Franking credits are a type of tax credit that can be paid by companies to their shareholders. This credit is attached to any dividend and represents the amount of tax paid by the company. It works as a mechanism to prevent double taxation on the income derived by the company and then paid on to investors as a dividend. By definition, a franked dividend has a tax credit attached to it while an unfranked dividend does not.
In Australia, when a company pays out profits to its investors in the form of a franked dividend, it means the company has already paid tax on earnings at a corporate level. This is generally at the current Australian company tax rate of 30% but in some cases will be at the lower corporate rate of 27.5% or 26%, depending on the financial year and the company’s taxable income.
All Australian resident investors are entitled to receive franking credits attached to the dividend of the listed company they hold shares in, but the final amount will depend on their marginal tax rate. If an investor’s marginal tax rate is below the corporate tax rate of 30% (or the lower rate, if applicable), they will generally receive a refund from the Australian Taxation Office (ATO) for the difference. However, if an investor’s marginal tax rate is above the corporate tax rate, the investor will have to pay the difference between their marginal tax rate and the tax already paid by the company. Franking credits are therefore typically seen as more valuable to investors on lower tax rates who benefit most.
If a company in Australia makes $100 profit and pays $30 of tax to the ATO (assuming a corporate tax rate of 30%), it has $70 of profit remaining after tax. Depending on the company’s dividend policy and other factors, the company could theoretically pay out the whole $70 to investors in the form of a fully franked dividend together with a $30 franking credit. An investor that is an Australian resident for tax purposes will include in their taxable income the “grossed up” amount of the dividend, ie the dividend of $70 and the franking credit of $30. Where an investor has a tax rate of 0% – such as a pensioner – they will receive a full refund of the franking credits attached to the dividend.
On the other hand, an investor with a marginal tax rate of 47% would need to pay tax on the difference between their personal tax rate (47%) and the corporate tax already paid (30%), which would be 17% on the $70 fully franked dividend and $30 franking credit, a total of $17. This example underlines the value of fully franked dividends and franking credits to investors with a low marginal tax rate, especially retirees searching for additional income in today’s historically low interest rate environment.

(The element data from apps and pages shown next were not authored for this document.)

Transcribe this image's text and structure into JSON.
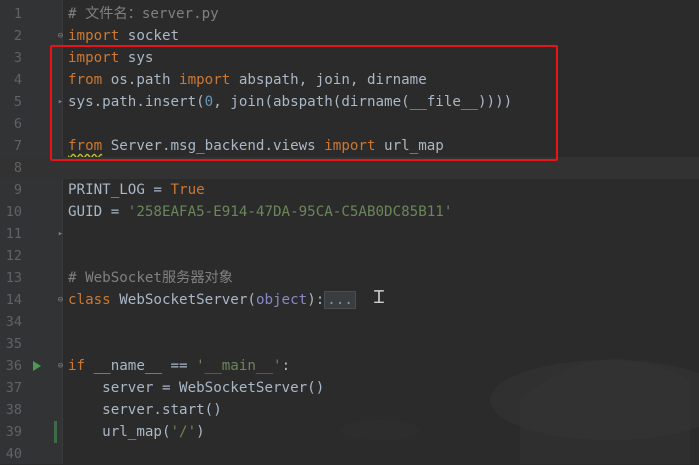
{
  "editor": {
    "lines": [
      {
        "n": "1",
        "tokens": [
          {
            "t": "# 文件名：server.py",
            "c": "comment"
          }
        ]
      },
      {
        "n": "2",
        "tokens": [
          {
            "t": "import",
            "c": "kw"
          },
          {
            "t": " socket",
            "c": ""
          }
        ]
      },
      {
        "n": "3",
        "tokens": [
          {
            "t": "import",
            "c": "kw"
          },
          {
            "t": " sys",
            "c": ""
          }
        ]
      },
      {
        "n": "4",
        "tokens": [
          {
            "t": "from",
            "c": "kw"
          },
          {
            "t": " os.path ",
            "c": ""
          },
          {
            "t": "import",
            "c": "kw"
          },
          {
            "t": " abspath, join, dirname",
            "c": ""
          }
        ]
      },
      {
        "n": "5",
        "tokens": [
          {
            "t": "sys.path.insert(",
            "c": ""
          },
          {
            "t": "0",
            "c": "num"
          },
          {
            "t": ", join(abspath(dirname(__file__))))",
            "c": ""
          }
        ]
      },
      {
        "n": "6",
        "tokens": []
      },
      {
        "n": "7",
        "tokens": [
          {
            "t": "from",
            "c": "kw wavy"
          },
          {
            "t": " Server.msg_backend.views ",
            "c": ""
          },
          {
            "t": "import",
            "c": "kw"
          },
          {
            "t": " url_map",
            "c": ""
          }
        ]
      },
      {
        "n": "8",
        "tokens": [],
        "current": true
      },
      {
        "n": "9",
        "tokens": [
          {
            "t": "PRINT_LOG = ",
            "c": ""
          },
          {
            "t": "True",
            "c": "kw"
          }
        ]
      },
      {
        "n": "10",
        "tokens": [
          {
            "t": "GUID = ",
            "c": ""
          },
          {
            "t": "'258EAFA5-E914-47DA-95CA-C5AB0DC85B11'",
            "c": "str"
          }
        ]
      },
      {
        "n": "11",
        "tokens": []
      },
      {
        "n": "12",
        "tokens": []
      },
      {
        "n": "13",
        "tokens": [
          {
            "t": "# WebSocket服务器对象",
            "c": "comment"
          }
        ]
      },
      {
        "n": "14",
        "tokens": [
          {
            "t": "class",
            "c": "kw"
          },
          {
            "t": " WebSocketServer(",
            "c": ""
          },
          {
            "t": "object",
            "c": "builtin"
          },
          {
            "t": "):",
            "c": ""
          },
          {
            "t": "...",
            "c": "fold"
          }
        ]
      },
      {
        "n": "34",
        "tokens": []
      },
      {
        "n": "35",
        "tokens": []
      },
      {
        "n": "36",
        "tokens": [
          {
            "t": "if",
            "c": "kw"
          },
          {
            "t": " __name__ == ",
            "c": ""
          },
          {
            "t": "'__main__'",
            "c": "str"
          },
          {
            "t": ":",
            "c": ""
          }
        ],
        "run": true
      },
      {
        "n": "37",
        "tokens": [
          {
            "t": "    server = WebSocketServer()",
            "c": ""
          }
        ]
      },
      {
        "n": "38",
        "tokens": [
          {
            "t": "    server.start()",
            "c": ""
          }
        ]
      },
      {
        "n": "39",
        "tokens": [
          {
            "t": "    url_map(",
            "c": ""
          },
          {
            "t": "'/'",
            "c": "str"
          },
          {
            "t": ")",
            "c": ""
          }
        ]
      },
      {
        "n": "40",
        "tokens": []
      }
    ]
  },
  "colors": {
    "background": "#2b2b2b",
    "gutter": "#313335",
    "keyword": "#cc7832",
    "string": "#6a8759",
    "number": "#6897bb",
    "comment": "#808080",
    "text": "#a9b7c6",
    "highlight_box": "#e8141a"
  },
  "icons": {
    "run": "run-triangle-icon",
    "fold": "fold-marker-icon",
    "cursor": "text-cursor-icon"
  }
}
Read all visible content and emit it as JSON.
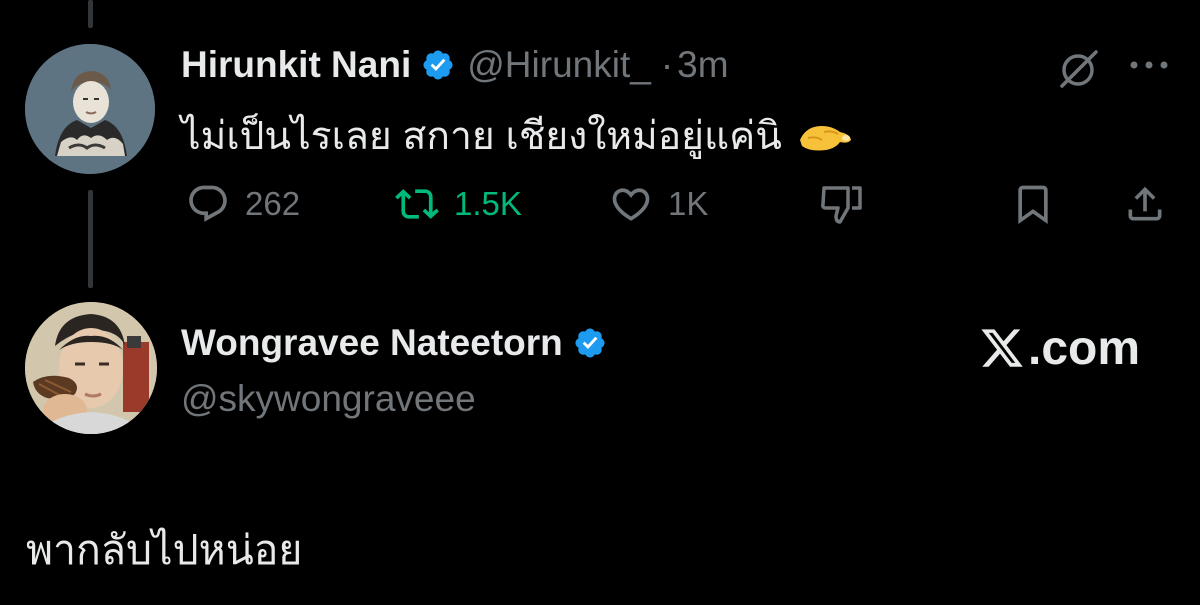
{
  "colors": {
    "background": "#000000",
    "text_primary": "#e7e9ea",
    "text_secondary": "#71767b",
    "verified_blue": "#1d9bf0",
    "repost_green": "#00ba7c",
    "thread_line": "#333639"
  },
  "tweet": {
    "author_name": "Hirunkit Nani",
    "author_handle": "@Hirunkit_",
    "separator": "·",
    "time": "3m",
    "verified_icon": "verified-badge-icon",
    "text": "ไม่เป็นไรเลย สกาย เชียงใหม่อยู่แค่นิ",
    "emoji": "pinching-hand-emoji",
    "header_icons": [
      "grok-icon",
      "more-icon"
    ],
    "actions": {
      "reply": {
        "icon": "reply-icon",
        "count": "262"
      },
      "repost": {
        "icon": "repost-icon",
        "count": "1.5K",
        "active": true
      },
      "like": {
        "icon": "heart-icon",
        "count": "1K"
      },
      "dislike": {
        "icon": "dislike-icon"
      },
      "bookmark": {
        "icon": "bookmark-icon"
      },
      "share": {
        "icon": "share-icon"
      }
    }
  },
  "quoted": {
    "author_name": "Wongravee Nateetorn",
    "author_handle": "@skywongraveee",
    "verified_icon": "verified-badge-icon",
    "brand_suffix": ".com",
    "brand_icon": "x-logo-icon",
    "text": "พากลับไปหน่อย"
  }
}
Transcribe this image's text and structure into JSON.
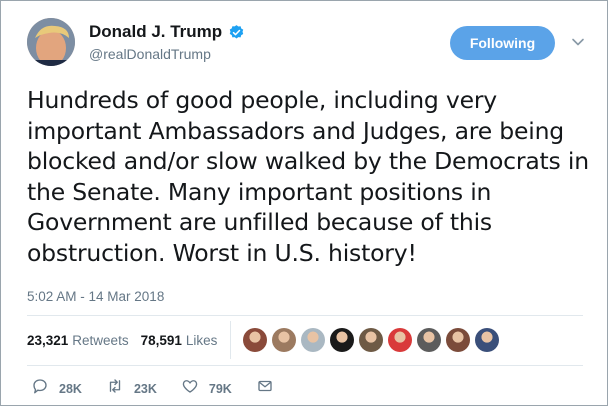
{
  "author": {
    "display_name": "Donald J. Trump",
    "handle": "@realDonaldTrump",
    "verified_icon": "verified-badge-icon"
  },
  "follow_button": {
    "label": "Following"
  },
  "tweet": {
    "text": "Hundreds of good people, including very important Ambassadors and Judges, are being blocked and/or slow walked by the Democrats in the Senate. Many important positions in Government are unfilled because of this obstruction. Worst in U.S. history!",
    "timestamp": "5:02 AM - 14 Mar 2018"
  },
  "stats": {
    "retweets_count": "23,321",
    "retweets_label": "Retweets",
    "likes_count": "78,591",
    "likes_label": "Likes"
  },
  "liker_avatars": [
    {
      "name": "liker-avatar-1",
      "color": "#8a4a3a"
    },
    {
      "name": "liker-avatar-2",
      "color": "#9c7a60"
    },
    {
      "name": "liker-avatar-3",
      "color": "#aab8c2"
    },
    {
      "name": "liker-avatar-4",
      "color": "#1a1a1a"
    },
    {
      "name": "liker-avatar-5",
      "color": "#6e5a45"
    },
    {
      "name": "liker-avatar-6",
      "color": "#d93a3a"
    },
    {
      "name": "liker-avatar-7",
      "color": "#5c5c5c"
    },
    {
      "name": "liker-avatar-8",
      "color": "#7b4b3a"
    },
    {
      "name": "liker-avatar-9",
      "color": "#3a4f7a"
    }
  ],
  "actions": {
    "reply_count": "28K",
    "retweet_count": "23K",
    "like_count": "79K"
  },
  "colors": {
    "accent": "#1da1f2",
    "following_button": "#5ba3e8",
    "secondary_text": "#657786",
    "border": "#e1e8ed"
  }
}
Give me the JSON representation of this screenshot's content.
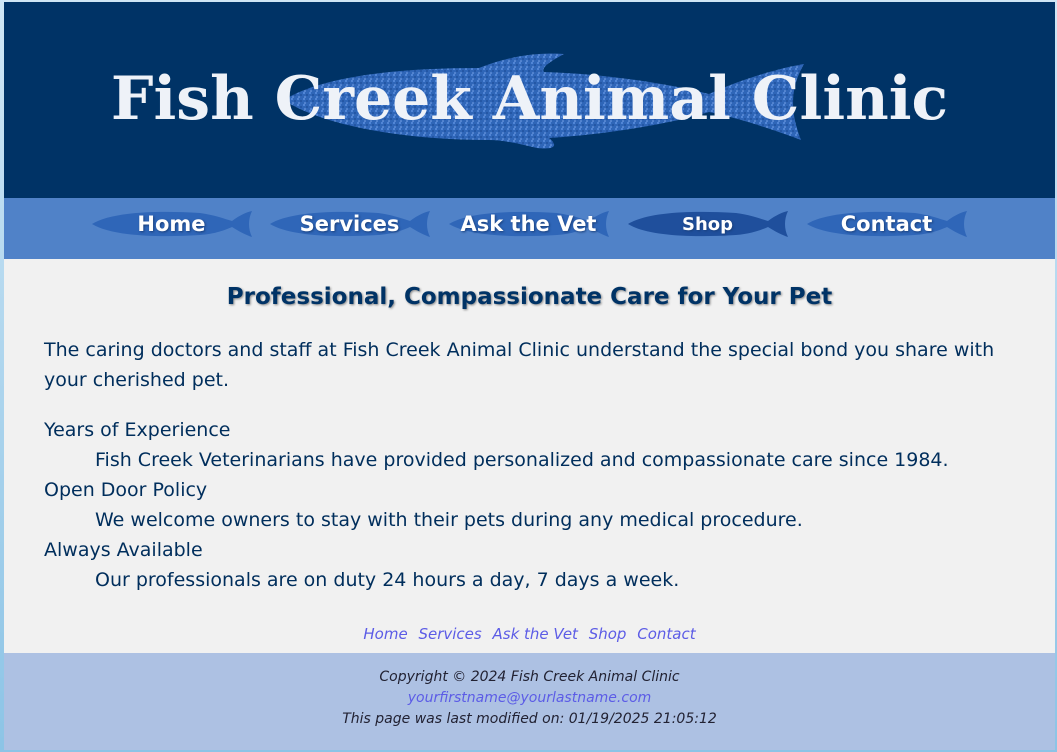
{
  "header": {
    "title": "Fish Creek Animal Clinic"
  },
  "nav": {
    "items": [
      {
        "label": "Home"
      },
      {
        "label": "Services"
      },
      {
        "label": "Ask the Vet"
      },
      {
        "label": "Shop"
      },
      {
        "label": "Contact"
      }
    ]
  },
  "main": {
    "heading": "Professional, Compassionate Care for Your Pet",
    "intro": "The caring doctors and staff at Fish Creek Animal Clinic understand the special bond you share with your cherished pet.",
    "features": [
      {
        "term": "Years of Experience",
        "desc": "Fish Creek Veterinarians have provided personalized and compassionate care since 1984."
      },
      {
        "term": "Open Door Policy",
        "desc": "We welcome owners to stay with their pets during any medical procedure."
      },
      {
        "term": "Always Available",
        "desc": "Our professionals are on duty 24 hours a day, 7 days a week."
      }
    ]
  },
  "text_nav": {
    "items": [
      "Home",
      "Services",
      "Ask the Vet",
      "Shop",
      "Contact"
    ]
  },
  "footer": {
    "copyright": "Copyright © 2024 Fish Creek Animal Clinic",
    "email": "yourfirstname@yourlastname.com",
    "modified": "This page was last modified on: 01/19/2025 21:05:12"
  },
  "colors": {
    "header_bg": "#003366",
    "nav_bg": "#5082c8",
    "content_bg": "#f1f1f1",
    "footer_bg": "#adc1e3",
    "link": "#5c5ce6"
  },
  "icons": [
    "fish-logo-icon",
    "fish-nav-icon"
  ]
}
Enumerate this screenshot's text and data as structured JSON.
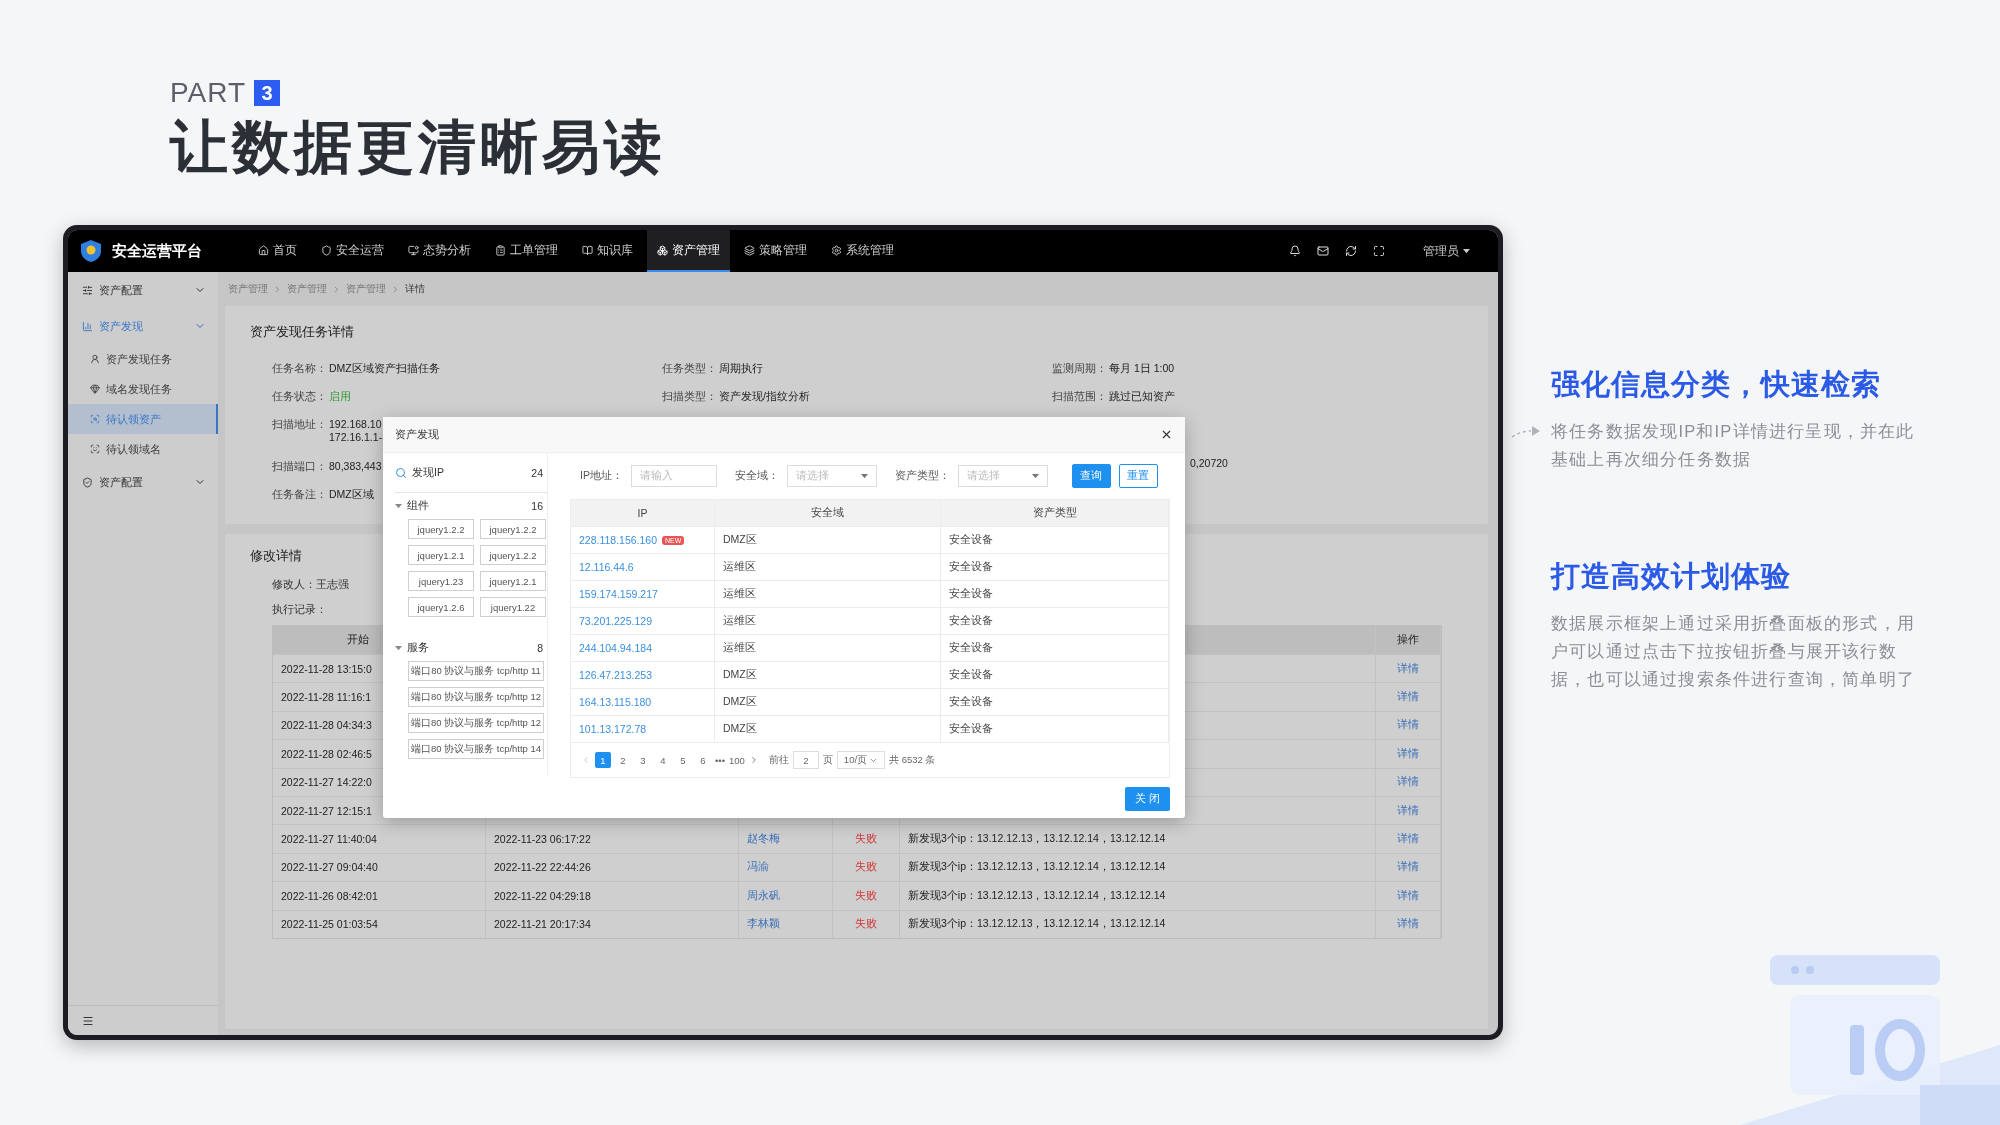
{
  "slide": {
    "part_label": "PART",
    "part_number": "3",
    "title": "让数据更清晰易读"
  },
  "app": {
    "brand": "安全运营平台",
    "nav": [
      {
        "label": "首页",
        "selected": false
      },
      {
        "label": "安全运营",
        "selected": false
      },
      {
        "label": "态势分析",
        "selected": false
      },
      {
        "label": "工单管理",
        "selected": false
      },
      {
        "label": "知识库",
        "selected": false
      },
      {
        "label": "资产管理",
        "selected": true
      },
      {
        "label": "策略管理",
        "selected": false
      },
      {
        "label": "系统管理",
        "selected": false
      }
    ],
    "user": "管理员",
    "sidebar": [
      {
        "label": "资产配置",
        "expanded": false
      },
      {
        "label": "资产发现",
        "expanded": true,
        "children": [
          {
            "label": "资产发现任务",
            "selected": false
          },
          {
            "label": "域名发现任务",
            "selected": false
          },
          {
            "label": "待认领资产",
            "selected": true
          },
          {
            "label": "待认领域名",
            "selected": false
          }
        ]
      },
      {
        "label": "资产配置",
        "expanded": false
      }
    ],
    "breadcrumb": [
      "资产管理",
      "资产管理",
      "资产管理",
      "详情"
    ],
    "task_card": {
      "title": "资产发现任务详情",
      "columns": [
        [
          {
            "label": "任务名称：",
            "value": [
              "DMZ区域资产扫描任务"
            ],
            "highlighted": false
          },
          {
            "label": "任务状态：",
            "value": [
              "启用"
            ],
            "highlighted": true
          },
          {
            "label": "扫描地址：",
            "value": [
              "192.168.10",
              "172.16.1.1-"
            ],
            "highlighted": false
          },
          {
            "label": "扫描端口：",
            "value": [
              "80,383,443"
            ],
            "highlighted": false
          },
          {
            "label": "任务备注：",
            "value": [
              "DMZ区域"
            ],
            "highlighted": false
          }
        ],
        [
          {
            "label": "任务类型：",
            "value": [
              "周期执行"
            ],
            "highlighted": false
          },
          {
            "label": "扫描类型：",
            "value": [
              "资产发现/指纹分析"
            ],
            "highlighted": false
          }
        ],
        [
          {
            "label": "监测周期：",
            "value": [
              "每月 1日 1:00"
            ],
            "highlighted": false
          },
          {
            "label": "扫描范围：",
            "value": [
              "跳过已知资产"
            ],
            "highlighted": false
          }
        ]
      ],
      "port_tail": "0,20720"
    },
    "change_card": {
      "title": "修改详情",
      "editor_label": "修改人：",
      "editor": "王志强",
      "log_label": "执行记录：",
      "table": {
        "start_header": "开始",
        "action_header": "操作",
        "rows": [
          {
            "start": "2022-11-28 13:15:0",
            "action": "详情"
          },
          {
            "start": "2022-11-28 11:16:1",
            "action": "详情"
          },
          {
            "start": "2022-11-28 04:34:3",
            "action": "详情"
          },
          {
            "start": "2022-11-28 02:46:5",
            "action": "详情"
          },
          {
            "start": "2022-11-27 14:22:0",
            "action": "详情"
          },
          {
            "start": "2022-11-27 12:15:1",
            "action": "详情"
          },
          {
            "start": "2022-11-27 11:40:04",
            "end": "2022-11-23 06:17:22",
            "operator": "赵冬梅",
            "status": "失败",
            "failed": true,
            "note": "新发现3个ip：13.12.12.13，13.12.12.14，13.12.12.14",
            "action": "详情"
          },
          {
            "start": "2022-11-27 09:04:40",
            "end": "2022-11-22 22:44:26",
            "operator": "冯渝",
            "status": "失败",
            "failed": true,
            "note": "新发现3个ip：13.12.12.13，13.12.12.14，13.12.12.14",
            "action": "详情"
          },
          {
            "start": "2022-11-26 08:42:01",
            "end": "2022-11-22 04:29:18",
            "operator": "周永矾",
            "status": "失败",
            "failed": true,
            "note": "新发现3个ip：13.12.12.13，13.12.12.14，13.12.12.14",
            "action": "详情"
          },
          {
            "start": "2022-11-25 01:03:54",
            "end": "2022-11-21 20:17:34",
            "operator": "李林颖",
            "status": "失败",
            "failed": true,
            "note": "新发现3个ip：13.12.12.13，13.12.12.14，13.12.12.14",
            "action": "详情"
          }
        ]
      }
    },
    "modal": {
      "title": "资产发现",
      "found_ip": {
        "label": "发现IP",
        "count": "24"
      },
      "groups": [
        {
          "label": "组件",
          "count": "16",
          "expanded": true,
          "kind": "pairs",
          "tags": [
            "jquery1.2.2",
            "jquery1.2.2",
            "jquery1.2.1",
            "jquery1.2.2",
            "jquery1.23",
            "jquery1.2.1",
            "jquery1.2.6",
            "jquery1.22"
          ]
        },
        {
          "label": "服务",
          "count": "8",
          "expanded": true,
          "kind": "wide",
          "tags": [
            "端口80 协议与服务 tcp/http 11",
            "端口80 协议与服务 tcp/http 12",
            "端口80 协议与服务 tcp/http 12",
            "端口80 协议与服务 tcp/http 14"
          ]
        }
      ],
      "filters": [
        {
          "kind": "input",
          "label": "IP地址：",
          "placeholder": "请输入"
        },
        {
          "kind": "select",
          "label": "安全域：",
          "placeholder": "请选择"
        },
        {
          "kind": "select",
          "label": "资产类型：",
          "placeholder": "请选择"
        }
      ],
      "search_button": "查询",
      "reset_button": "重置",
      "table": {
        "columns": [
          "IP",
          "安全域",
          "资产类型"
        ],
        "rows": [
          {
            "ip": "228.118.156.160",
            "badge": "NEW",
            "zone": "DMZ区",
            "type": "安全设备"
          },
          {
            "ip": "12.116.44.6",
            "zone": "运维区",
            "type": "安全设备"
          },
          {
            "ip": "159.174.159.217",
            "zone": "运维区",
            "type": "安全设备"
          },
          {
            "ip": "73.201.225.129",
            "zone": "运维区",
            "type": "安全设备"
          },
          {
            "ip": "244.104.94.184",
            "zone": "运维区",
            "type": "安全设备"
          },
          {
            "ip": "126.47.213.253",
            "zone": "DMZ区",
            "type": "安全设备"
          },
          {
            "ip": "164.13.115.180",
            "zone": "DMZ区",
            "type": "安全设备"
          },
          {
            "ip": "101.13.172.78",
            "zone": "DMZ区",
            "type": "安全设备"
          }
        ]
      },
      "pagination": {
        "pages": [
          {
            "label": "1",
            "selected": true
          },
          {
            "label": "2",
            "selected": false
          },
          {
            "label": "3",
            "selected": false
          },
          {
            "label": "4",
            "selected": false
          },
          {
            "label": "5",
            "selected": false
          },
          {
            "label": "6",
            "selected": false
          }
        ],
        "ellipsis": "•••",
        "last": "100",
        "goto_label": "前往",
        "goto_value": "2",
        "page_unit": "页",
        "page_size": "10/页",
        "total": "共 6532 条"
      },
      "close_button": "关 闭"
    }
  },
  "features": [
    {
      "heading": "强化信息分类，快速检索",
      "text": "将任务数据发现IP和IP详情进行呈现，并在此基础上再次细分任务数据"
    },
    {
      "heading": "打造高效计划体验",
      "text": "数据展示框架上通过采用折叠面板的形式，用户可以通过点击下拉按钮折叠与展开该行数据，也可以通过搜索条件进行查询，简单明了"
    }
  ]
}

Perpetual Equity Investment Company (PIC) – investing for income
PIC operates as a listed investment company (LIC). A key feature of the LIC structure is the ability for the Board to declare and pay franked dividends.
PIC can earn franking credits through tax paid on realised gains in the portfolio, franked dividends received from Australian listed securities or tax paid on unfranked dividends and dividends received from global listed securities. Given the active management style of the company, the Manager can generally find numerous opportunities throughout the year to realise gains in the portfolio. This generates franking credits for the company once tax is paid on the realised gain.
As a LIC, PIC is able to retain earnings where a profit is made and reinvest them into the portfolio or pay dividends out of profits. Where a LIC can build up both its profits and its franking credit balance, it can provide the opportunity for the Board of the company to ‘smooth’ dividends and declare more consistent dividend amounts to investors. This can also include the ability to pass on franking credits to investors so they will receive the value of the dividend itself plus the additional value associated with the franking credits attached to the dividend.